• **Exercise requirements**:
Gather the lines from the material that contain "true".
---- Dataset records
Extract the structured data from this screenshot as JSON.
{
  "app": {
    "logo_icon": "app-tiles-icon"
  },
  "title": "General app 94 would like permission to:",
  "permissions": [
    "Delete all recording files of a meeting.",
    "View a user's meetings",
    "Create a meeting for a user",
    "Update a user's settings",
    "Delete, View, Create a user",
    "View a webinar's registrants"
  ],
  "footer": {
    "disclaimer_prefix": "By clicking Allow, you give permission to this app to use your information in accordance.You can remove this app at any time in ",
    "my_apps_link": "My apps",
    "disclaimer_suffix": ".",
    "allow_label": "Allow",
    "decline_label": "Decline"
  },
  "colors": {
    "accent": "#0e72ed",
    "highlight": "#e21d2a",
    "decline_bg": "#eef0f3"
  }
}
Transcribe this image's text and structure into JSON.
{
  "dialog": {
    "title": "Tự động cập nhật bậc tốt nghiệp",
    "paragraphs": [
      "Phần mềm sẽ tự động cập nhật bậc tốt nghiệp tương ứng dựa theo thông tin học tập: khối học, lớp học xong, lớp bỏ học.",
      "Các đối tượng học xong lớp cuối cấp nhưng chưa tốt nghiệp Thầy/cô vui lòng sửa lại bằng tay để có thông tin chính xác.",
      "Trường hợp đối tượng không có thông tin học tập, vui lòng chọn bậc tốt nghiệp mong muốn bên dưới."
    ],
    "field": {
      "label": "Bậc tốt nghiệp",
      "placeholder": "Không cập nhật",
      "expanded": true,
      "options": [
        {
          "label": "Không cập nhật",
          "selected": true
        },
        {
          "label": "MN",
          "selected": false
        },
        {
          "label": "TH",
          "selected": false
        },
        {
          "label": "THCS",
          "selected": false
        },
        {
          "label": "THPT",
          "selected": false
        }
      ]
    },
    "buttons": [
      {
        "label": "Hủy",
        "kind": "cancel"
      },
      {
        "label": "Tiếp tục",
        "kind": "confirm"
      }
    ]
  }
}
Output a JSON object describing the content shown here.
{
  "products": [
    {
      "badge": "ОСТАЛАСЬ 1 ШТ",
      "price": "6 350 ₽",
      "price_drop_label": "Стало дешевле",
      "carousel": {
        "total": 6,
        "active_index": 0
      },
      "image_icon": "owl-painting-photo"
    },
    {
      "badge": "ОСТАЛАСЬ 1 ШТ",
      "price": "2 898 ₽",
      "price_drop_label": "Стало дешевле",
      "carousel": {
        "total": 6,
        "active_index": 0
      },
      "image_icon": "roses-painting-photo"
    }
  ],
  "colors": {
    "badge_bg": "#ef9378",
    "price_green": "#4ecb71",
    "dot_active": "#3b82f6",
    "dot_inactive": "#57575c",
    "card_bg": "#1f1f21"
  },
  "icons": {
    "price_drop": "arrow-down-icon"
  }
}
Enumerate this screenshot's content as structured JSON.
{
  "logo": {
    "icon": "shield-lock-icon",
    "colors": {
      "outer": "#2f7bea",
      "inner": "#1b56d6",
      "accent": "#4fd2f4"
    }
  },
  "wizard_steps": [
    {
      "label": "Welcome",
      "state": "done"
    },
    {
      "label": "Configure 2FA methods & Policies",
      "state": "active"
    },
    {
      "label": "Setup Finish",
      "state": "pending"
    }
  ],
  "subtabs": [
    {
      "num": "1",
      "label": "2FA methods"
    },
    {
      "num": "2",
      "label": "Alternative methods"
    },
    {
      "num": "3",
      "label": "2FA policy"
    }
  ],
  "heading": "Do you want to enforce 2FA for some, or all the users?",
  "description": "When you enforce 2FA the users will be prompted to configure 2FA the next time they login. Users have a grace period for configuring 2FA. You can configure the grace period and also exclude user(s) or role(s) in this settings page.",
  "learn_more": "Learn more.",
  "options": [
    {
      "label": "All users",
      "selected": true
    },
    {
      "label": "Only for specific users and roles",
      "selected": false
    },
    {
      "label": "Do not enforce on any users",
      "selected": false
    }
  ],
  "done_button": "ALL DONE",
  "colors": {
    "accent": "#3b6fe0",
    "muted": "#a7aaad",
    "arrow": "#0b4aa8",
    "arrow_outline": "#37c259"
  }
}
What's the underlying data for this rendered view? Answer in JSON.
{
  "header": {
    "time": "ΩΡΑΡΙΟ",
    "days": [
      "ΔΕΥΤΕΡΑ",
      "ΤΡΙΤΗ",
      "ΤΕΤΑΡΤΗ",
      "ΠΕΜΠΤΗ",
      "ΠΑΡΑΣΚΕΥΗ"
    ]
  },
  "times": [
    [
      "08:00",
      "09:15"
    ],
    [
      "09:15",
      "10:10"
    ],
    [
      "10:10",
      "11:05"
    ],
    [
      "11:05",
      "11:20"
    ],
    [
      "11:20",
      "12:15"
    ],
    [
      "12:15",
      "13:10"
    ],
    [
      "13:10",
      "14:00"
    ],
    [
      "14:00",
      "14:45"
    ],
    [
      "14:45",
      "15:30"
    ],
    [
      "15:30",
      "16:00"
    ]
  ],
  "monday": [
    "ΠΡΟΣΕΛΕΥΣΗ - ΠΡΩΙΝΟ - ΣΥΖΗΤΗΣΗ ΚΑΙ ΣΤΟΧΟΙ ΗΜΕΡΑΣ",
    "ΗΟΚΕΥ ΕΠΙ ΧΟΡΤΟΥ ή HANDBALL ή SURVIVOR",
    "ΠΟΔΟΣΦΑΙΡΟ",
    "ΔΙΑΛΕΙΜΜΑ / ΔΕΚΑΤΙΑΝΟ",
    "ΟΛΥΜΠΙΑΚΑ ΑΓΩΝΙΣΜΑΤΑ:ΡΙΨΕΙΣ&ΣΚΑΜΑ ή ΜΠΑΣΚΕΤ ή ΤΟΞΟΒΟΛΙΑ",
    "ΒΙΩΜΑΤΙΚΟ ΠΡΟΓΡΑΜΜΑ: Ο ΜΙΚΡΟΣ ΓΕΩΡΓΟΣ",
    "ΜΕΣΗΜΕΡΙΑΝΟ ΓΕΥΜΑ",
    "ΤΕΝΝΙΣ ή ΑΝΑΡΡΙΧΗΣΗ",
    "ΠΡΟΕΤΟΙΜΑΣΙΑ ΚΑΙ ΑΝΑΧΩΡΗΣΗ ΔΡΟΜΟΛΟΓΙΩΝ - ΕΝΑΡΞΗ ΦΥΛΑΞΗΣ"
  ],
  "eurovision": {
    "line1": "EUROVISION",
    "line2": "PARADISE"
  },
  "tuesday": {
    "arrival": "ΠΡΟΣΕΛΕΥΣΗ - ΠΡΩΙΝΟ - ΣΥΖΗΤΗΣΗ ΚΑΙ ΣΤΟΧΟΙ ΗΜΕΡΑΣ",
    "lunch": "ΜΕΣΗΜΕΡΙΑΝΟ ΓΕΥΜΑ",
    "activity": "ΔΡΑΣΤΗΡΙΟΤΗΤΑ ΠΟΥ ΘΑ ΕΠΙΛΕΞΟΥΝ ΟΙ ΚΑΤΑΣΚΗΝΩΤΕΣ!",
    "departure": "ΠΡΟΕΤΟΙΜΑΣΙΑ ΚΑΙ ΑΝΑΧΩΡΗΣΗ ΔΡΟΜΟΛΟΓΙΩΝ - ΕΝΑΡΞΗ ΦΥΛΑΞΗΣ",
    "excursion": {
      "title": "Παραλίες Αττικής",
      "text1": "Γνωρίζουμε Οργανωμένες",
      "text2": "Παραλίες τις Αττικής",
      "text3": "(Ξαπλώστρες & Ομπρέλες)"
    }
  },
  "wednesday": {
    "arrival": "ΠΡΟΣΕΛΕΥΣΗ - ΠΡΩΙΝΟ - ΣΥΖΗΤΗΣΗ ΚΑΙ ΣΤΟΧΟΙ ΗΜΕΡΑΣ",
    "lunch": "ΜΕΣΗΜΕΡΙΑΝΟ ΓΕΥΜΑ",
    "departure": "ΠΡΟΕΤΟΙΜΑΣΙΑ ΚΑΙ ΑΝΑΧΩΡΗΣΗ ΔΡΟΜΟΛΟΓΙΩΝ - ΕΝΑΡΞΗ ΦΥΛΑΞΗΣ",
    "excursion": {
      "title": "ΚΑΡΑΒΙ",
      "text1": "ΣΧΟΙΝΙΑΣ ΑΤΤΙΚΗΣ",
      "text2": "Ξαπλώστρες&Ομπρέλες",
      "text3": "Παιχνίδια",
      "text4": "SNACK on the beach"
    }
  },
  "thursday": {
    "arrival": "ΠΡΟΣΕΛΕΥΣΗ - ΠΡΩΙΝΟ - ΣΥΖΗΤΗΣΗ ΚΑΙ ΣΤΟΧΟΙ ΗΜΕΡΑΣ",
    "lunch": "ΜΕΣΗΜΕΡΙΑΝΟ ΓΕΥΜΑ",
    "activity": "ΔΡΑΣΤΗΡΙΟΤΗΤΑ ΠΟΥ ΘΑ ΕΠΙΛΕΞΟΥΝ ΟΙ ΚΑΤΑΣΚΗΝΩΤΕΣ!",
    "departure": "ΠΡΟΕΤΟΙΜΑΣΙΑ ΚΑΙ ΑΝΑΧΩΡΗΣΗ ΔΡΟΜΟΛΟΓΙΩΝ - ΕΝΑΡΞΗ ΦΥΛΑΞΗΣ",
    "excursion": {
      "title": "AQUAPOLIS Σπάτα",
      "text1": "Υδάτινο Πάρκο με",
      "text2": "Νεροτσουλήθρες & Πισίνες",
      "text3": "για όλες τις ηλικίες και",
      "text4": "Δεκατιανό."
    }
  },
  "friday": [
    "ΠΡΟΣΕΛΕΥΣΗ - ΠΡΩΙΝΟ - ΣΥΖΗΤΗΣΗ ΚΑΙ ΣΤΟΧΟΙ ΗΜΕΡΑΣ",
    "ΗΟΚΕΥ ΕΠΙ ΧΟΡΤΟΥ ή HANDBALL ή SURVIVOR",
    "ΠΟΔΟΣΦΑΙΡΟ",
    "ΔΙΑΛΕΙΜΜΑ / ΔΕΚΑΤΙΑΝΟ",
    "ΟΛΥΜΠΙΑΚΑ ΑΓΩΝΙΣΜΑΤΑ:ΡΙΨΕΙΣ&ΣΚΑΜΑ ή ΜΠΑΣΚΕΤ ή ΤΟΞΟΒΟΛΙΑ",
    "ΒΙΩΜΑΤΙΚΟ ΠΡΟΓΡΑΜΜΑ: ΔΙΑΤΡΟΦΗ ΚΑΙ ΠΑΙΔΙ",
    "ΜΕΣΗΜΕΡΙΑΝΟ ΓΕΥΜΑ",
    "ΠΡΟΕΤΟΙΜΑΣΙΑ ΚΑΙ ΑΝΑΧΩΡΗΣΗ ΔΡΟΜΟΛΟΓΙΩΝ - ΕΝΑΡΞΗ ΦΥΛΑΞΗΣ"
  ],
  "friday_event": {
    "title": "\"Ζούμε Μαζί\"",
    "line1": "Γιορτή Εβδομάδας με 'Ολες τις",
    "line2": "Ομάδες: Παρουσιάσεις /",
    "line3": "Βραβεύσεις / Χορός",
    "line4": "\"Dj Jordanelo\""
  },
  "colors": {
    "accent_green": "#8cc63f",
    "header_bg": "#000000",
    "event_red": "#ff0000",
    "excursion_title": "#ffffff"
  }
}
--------
• **Response area**:
      "expanded": true,
          "selected": true
      "selected": true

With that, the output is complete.